Concentrating Solar Power (CSP) Technology

CSP plants generate electric power by using mirrors to concentrate (focus) the sun's energy and convert it into high-temperature heat. That heat is then channeled through a conventional generator. The plants consist of two parts: one that collects solar energy and converts it to heat, and another that converts the heat energy to electricity. In the United States, onshore CSP plants have been operating reliably for more than 15 years. This approach requires large areas for solar radiation collection to produce electricity at commercial scale.

CSP utilizes three technological approaches: trough systems, power tower systems, and dish/engine systems.

Trough systems use large, U-shaped (parabolic) reflectors (focusing mirrors) that have oil-filled pipes running along their center, or focal point, as shown below. The mirrored reflectors focus sunlight onto the pipes and heat the oil inside to temperatures as high as 750°F. The hot oil is used to boil water, which produces steam to run conventional steam turbines and generators. 

Land-based parabolic trough system.
(Credit: Argonne National Laboratory)

Power tower systems, also called central receivers, use many large, flat heliostats (mirrors) to track the sun and focus its rays onto a receiver. As shown below, the receiver sits on top of a tall tower in which concentrated sunlight heats a fluid, such as molten salt, to temperatures as high as 1,050°F. The hot fluid can be used to boil water, which produces steam to run conventional steam turbines and generators. Or, the thermal energy can be effectively stored for hours, if desired, to allow for electricity production during periods of peak demand, even when the sun is not shining.

A solar power tower in operation. Notice the mirrors are concentrating sunlight at the top of the tower.

Dish/engine systems use mirrored dishes (about 10 times larger than a backyard satellite dish) to focus and concentrate sunlight onto a receiver. The receiver is mounted at the focal point of the dish. To capture the maximum amount of solar energy, the dish assembly tracks the sun across the sky. The receiver is integrated into a high-efficiency "external" combustion engine. The engine has thin tubes containing hydrogen or helium gas that run along the outside of the engine's four piston cylinders and open into the cylinders. As concentrated sunlight falls on the receiver, it heats the gas in the tubes to very high temperatures, which causes hot gas to expand inside the cylinders. The expanding gas drives the pistons. The pistons turn a crankshaft, which drives an electric generator.

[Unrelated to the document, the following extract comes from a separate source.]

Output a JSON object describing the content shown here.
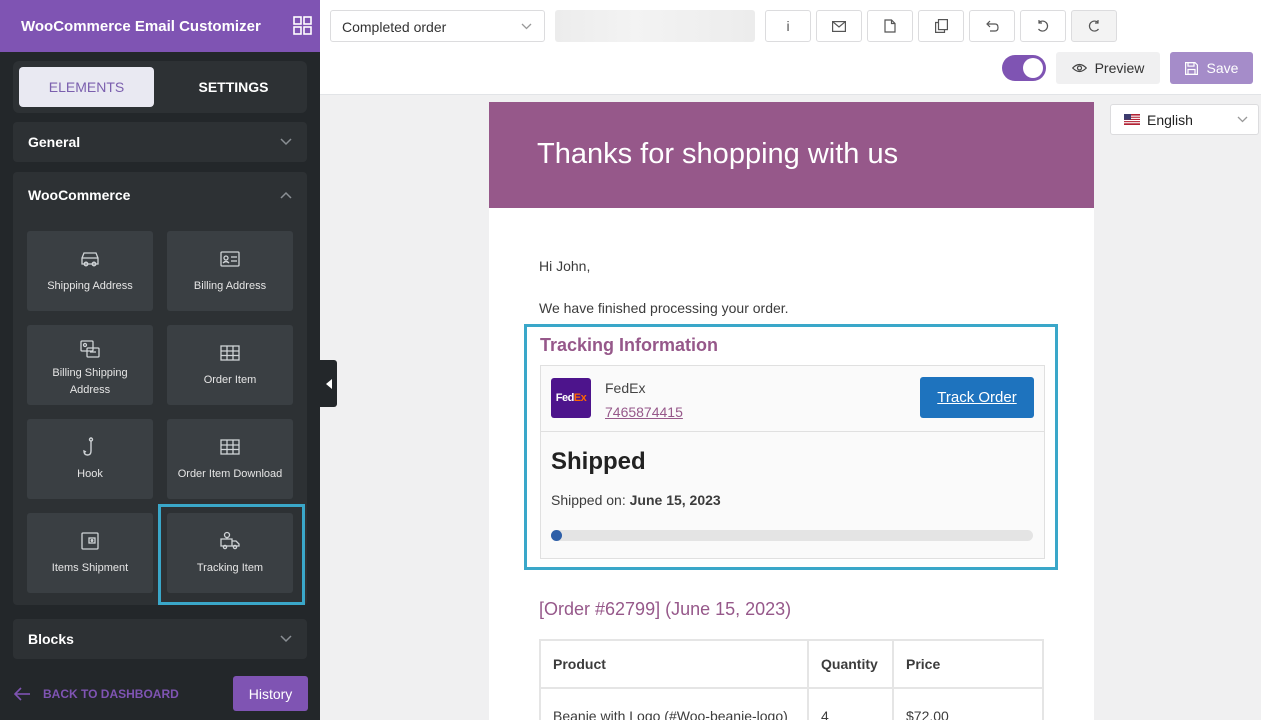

The receiver, engine, and generator comprise a single, integrated assembly mounted at the focus of the mirrored dish.


Solar Photonic Technology

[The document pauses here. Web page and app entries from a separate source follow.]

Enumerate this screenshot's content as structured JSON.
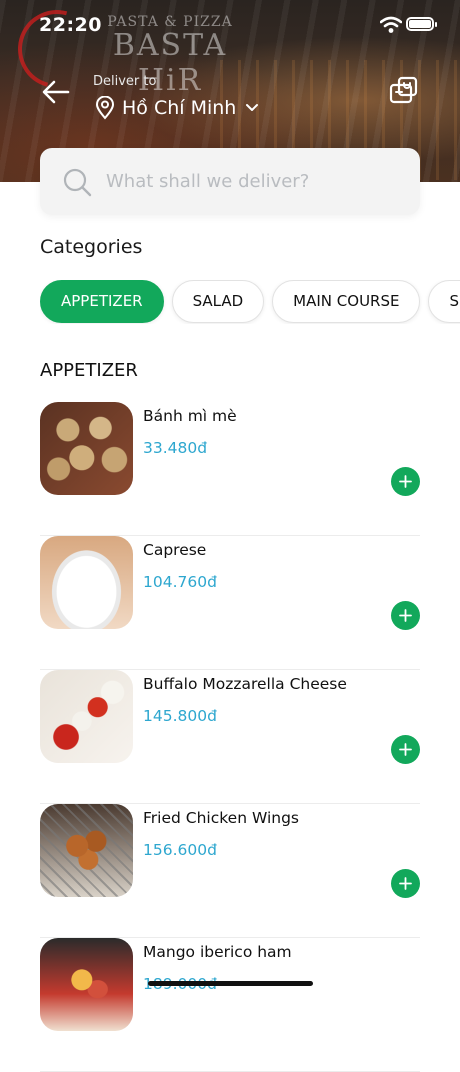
{
  "status_bar": {
    "time": "22:20"
  },
  "header": {
    "deliver_label": "Deliver to",
    "location": "Hồ Chí Minh",
    "banner_sign_top": "PASTA & PIZZA",
    "banner_sign_main": "BASTA HiR"
  },
  "search": {
    "placeholder": "What shall we deliver?",
    "value": ""
  },
  "categories": {
    "title": "Categories",
    "chips": [
      {
        "label": "APPETIZER",
        "active": true
      },
      {
        "label": "SALAD",
        "active": false
      },
      {
        "label": "MAIN COURSE",
        "active": false
      },
      {
        "label": "S",
        "active": false
      }
    ]
  },
  "section": {
    "title": "APPETIZER"
  },
  "products": [
    {
      "name": "Bánh mì mè",
      "price": "33.480đ",
      "image_icon": "bread-image"
    },
    {
      "name": "Caprese",
      "price": "104.760đ",
      "image_icon": "salad-image"
    },
    {
      "name": "Buffalo Mozzarella Cheese",
      "price": "145.800đ",
      "image_icon": "mozzarella-image"
    },
    {
      "name": "Fried Chicken Wings",
      "price": "156.600đ",
      "image_icon": "chicken-wings-image"
    },
    {
      "name": "Mango iberico ham",
      "price": "189.000đ",
      "image_icon": "ham-image"
    }
  ],
  "colors": {
    "accent": "#12a85b",
    "price": "#2ea7cf"
  }
}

Solar photonic technology absorbs solar photons (particles of light that act as individual units of energy), and converts the energy to electricity (as in a photovoltaic (PV) cell) or stores part of the energy in a chemical reaction (as in the conversion of water to hydrogen and oxygen).

PV technology converts sunlight directly to electricity. Concentrated PV (CPV) systems, which must track the sun to keep the light focused on the PV cells, use various methods to concentrate sunlight such as mirrors or lenses. The primary advantages of CPV systems are high efficiency, low system cost, and low capital investment to facilitate rapid scale-up; reliability, however, is an important technical challenge for this emerging technological approach.  

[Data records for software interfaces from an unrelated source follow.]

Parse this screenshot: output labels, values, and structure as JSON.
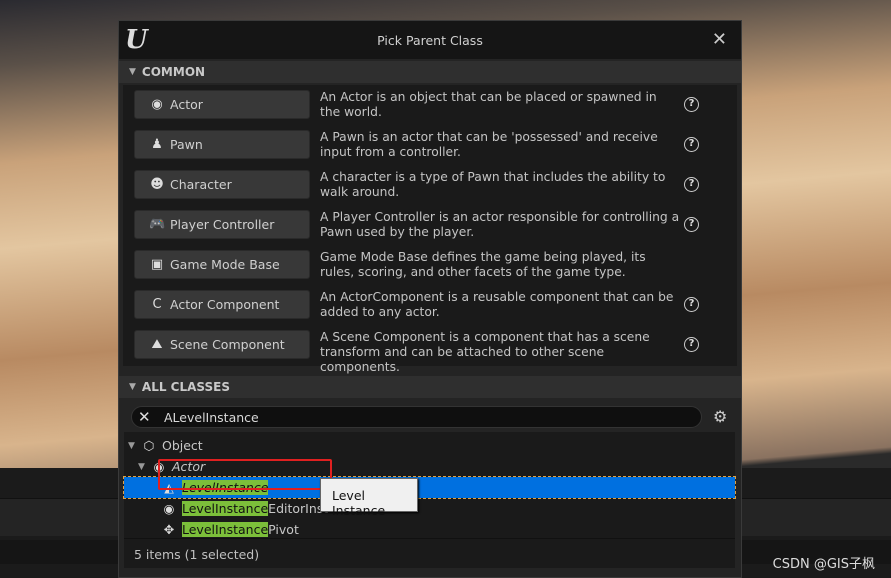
{
  "window": {
    "title": "Pick Parent Class",
    "logo": "U"
  },
  "common": {
    "header": "COMMON",
    "items": [
      {
        "label": "Actor",
        "icon": "actor-icon",
        "glyph": "◉",
        "desc": "An Actor is an object that can be placed or spawned in the world.",
        "help": true
      },
      {
        "label": "Pawn",
        "icon": "pawn-icon",
        "glyph": "♟",
        "desc": "A Pawn is an actor that can be 'possessed' and receive input from a controller.",
        "help": true
      },
      {
        "label": "Character",
        "icon": "character-icon",
        "glyph": "☻",
        "desc": "A character is a type of Pawn that includes the ability to walk around.",
        "help": true
      },
      {
        "label": "Player Controller",
        "icon": "gamepad-icon",
        "glyph": "🎮",
        "desc": "A Player Controller is an actor responsible for controlling a Pawn used by the player.",
        "help": true
      },
      {
        "label": "Game Mode Base",
        "icon": "game-mode-icon",
        "glyph": "▣",
        "desc": "Game Mode Base defines the game being played, its rules, scoring, and other facets of the game type.",
        "help": false
      },
      {
        "label": "Actor Component",
        "icon": "component-icon",
        "glyph": "C",
        "desc": "An ActorComponent is a reusable component that can be added to any actor.",
        "help": true
      },
      {
        "label": "Scene Component",
        "icon": "scene-component-icon",
        "glyph": "⛰",
        "desc": "A Scene Component is a component that has a scene transform and can be attached to other scene components.",
        "help": true
      }
    ]
  },
  "all_classes": {
    "header": "ALL CLASSES",
    "search_value": "ALevelInstance",
    "tree": {
      "object": "Object",
      "actor": "Actor",
      "items": [
        {
          "match": "LevelInstance",
          "rest": "",
          "italic": true,
          "selected": true
        },
        {
          "match": "LevelInstance",
          "rest": "EditorInst",
          "italic": false,
          "selected": false
        },
        {
          "match": "LevelInstance",
          "rest": "Pivot",
          "italic": false,
          "selected": false
        }
      ]
    },
    "status": "5 items (1 selected)"
  },
  "tooltip": "Level Instance",
  "watermark": "CSDN @GIS子枫",
  "colors": {
    "selection": "#0070e0",
    "highlight": "#7cbf3a",
    "annotation": "#e02020"
  }
}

For More Information

Download the Technology White Paper on Solar Energy Potential on the U.S. Outer Continental Shelf.
For more information on solar power technologies, visit DOE’s solar webpage, EERE’s solar webpage, or NREL’s solar research webpage.